They Display a Complete Lack of Empathy: They fail to celebrate or acknowledge anything that is important to, or about their partners. They don’t buy gifts, or recognize their partner’s achievements. They may pick fights right before a birthday, or the holidays to give themselves justification for their behavior. They don’t want their partners to get too confident. A confident partner is a partner who might decide they’ve had enough of their abuse and leave. A Narcissist fears abandonment and will guard against that at all costs. Making their partners feel small and insignificant is a great way to do that.
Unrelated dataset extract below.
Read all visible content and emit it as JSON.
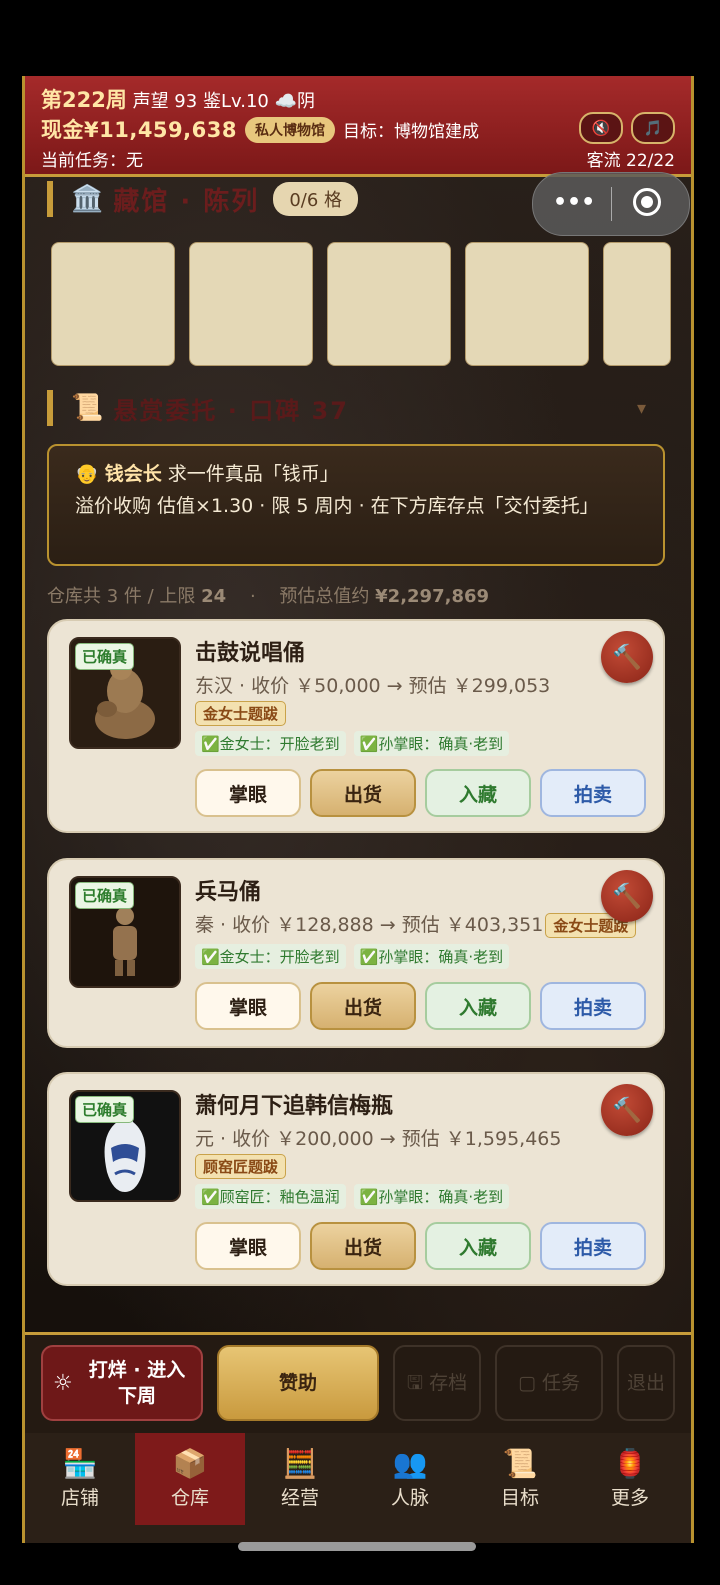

They Isolate You From Everyone You Love and Trust: There is always a big fuss anytime you want to spend time with people you care about. They berate and rant about how awful your friends or family are and anytime you talk about them or want to see them a confrontation ensues. They do this because they have spent so much effort into making you doubt your reality and they don’t want that messed up by people that have the ability to make you see the truth. The problem is that you have likely already bought into the Narcissist’s game plan. Your friends and family will tell you to get the hell out of there, like any sane person would, but they don’t understand the dynamic you’re stuck in. When you continue to stay, after revealing horrific details of the abuse, they get frustrated with your behavior to the point where you don’t want to tell them anything anymore, because you can’t deal with their criticism and disappointment,  you stop talking and continue to hide your feelings.

They Play Mind Games: A Narcissist is always playing a game of one-upmanship. If you think you’ve caught them in something they will lie and make up a story. If you accuse them of bad behavior they will profect that behavior back on you and accuse you of the same thing. They are always trying to outsmart their partners and stay one step ahead of them, everything is a game and keeping you in the dark in regards to their behavior, true feelings and motivations feeds their ego. It makes them feel superior and reinforces their belief that you are lacking intelligence and are in fact inferior.

They are Vengeful: Fear of punishment and retribution are powerful motivators. If you know that you will be yelled at, physically harmed, humiliated, insulted, have your children harmed, your property destroyed or have anything that holds meaning to you taken away, you can be trained to be obedient. In Narcissistic/Codependent relationships there is always a power differential and they use that power as a means of control. They will teach you that everything is their way or the highway and when you do not comply you will be punished, in one way or another, until you comprehend that everything is always all about them. This constant erosion of boundaries, expectations, and the irrelevance they put on your needs and want is another hit to an already fragile sense of self.

Signs of Narcissistic Abuse

  • Regular bouts of illness
  • Anxiety
  • Depression
  • Withdrawn
  • Lack of identity
  • Low self esteem
  • Socially isolated
  • PTSD

Recovery From Narcissistic Abuse

It takes time and support.  You will feel like you are going backwards sometimes but every step is a step away from the abuse.  Through our work we have identified 9 stages of recovery you will go through:

  1. grief  
  2. acceptance
  3. self doubt and questioning
  4. taking back control
  5. rebuilding you
  6. dealing with triggers
  7. surviving
  8. emerging
  9. winning

We explain more about each stage in our blog post 9 Stages Of Recovery.  We also have our Narcissistic Abuse Recovery Workbook to help you with each stage.

If you are struggling with recovering from narcissitic abuse, either from a narcissistic parent or narcissistic ex and would benefit from one:one support, book in for a free consultation with Rachel (adult children of narcissists expert) or Janine (narcissistic abuse recovery expert).